COLDER THAN HERE
by Laura Wade.
Theatre By The Lake (Studio) Lakeside CA12 5DJ In rep to 9 November 2012.
Runs 2hr 10min One interval.
TICKETS: 017687 74411.
Review: Timothy Ramsden 3 July.
Perceptive play in often piercing revival.
Why is the countryside bookended by furniture? And why do plants drape around the furniture? Thomasin Marshall’s set makes its point here: life loses its usual divisions when death approaches, slowly but with certainty.
Months ahead, finding a location for the scattering of ashes is almost like looking over a place to live. No-one can joke more than the person for whom death isn’t yet a felt presence. Maggie Tagney captures the mood, as she will the foreshortening of the future to limited mobility and life in a dressing-gown.
Serious, but not solemn, Laura Wade’s play shows a strong feel for family relationships faced with a life hit by cancer. It’s far from morbid, because Myra especially catches the dignity of someone refusing to surrender to finality. And Keswick revives the play in a studio production that’s vivid and precise in the dynamics of female family relationships.

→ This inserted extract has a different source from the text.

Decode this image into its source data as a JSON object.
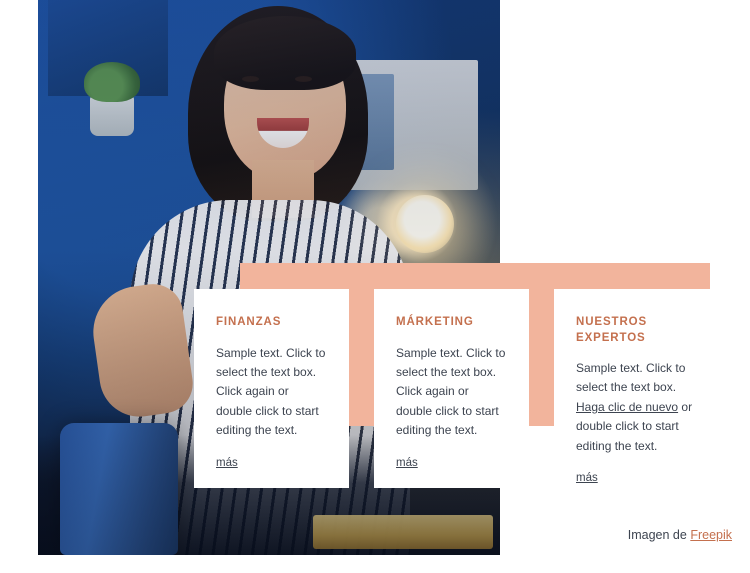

If anything director Abigail Anderson is even more acute with the relationship between Myra’s adult daughters, both close to the playwright’s age. First to be seen is Augustina Seymour’s Jenna, attractively energetic and emotionally volatile, not least in her relationship with a packet of cigarettes. When older sister Harriet arrives, Seymour’s nervy defensiveness is contrasted by Joannah Tincey’s steady rationality. One’s impulsive and finds excuses; the other works things out reflectively.
All this emerges without any apparent effort; it’s impossible to believe these two haven’t shaped their lives by the presence of their opposite sibling. Along with Tagney, they are seemingly effortless pictures of truth as the situation moves forward.
Things are less successful with the sole male, Myra’s husband. The performance is never inappropriate, as Philip Rham shows Alec’s refusal to respond emotionally. Early on he sits alone, shielding himself with a newspaper. Later, as Myra tries to wrap herself in his embrace, he’s entirely passive, using his free hand to turn the page of his book.
His fear of fear starts at his first entrance, when he polishes his specs rather than looking at his family. But it remains consciously acted compared with the magnificent integration of actor and character elsewhere.
Alec: Philip Rham.
Jenna: Augustina Seymour.
Myra: Maggie Tagney.
Harriet: Joannah Tincey.
Director: Abigail Anderson.
Designer/Costume: Thomasin Marshall.
Lighting: Jo Dawson.
Sound: Sanne Noppen.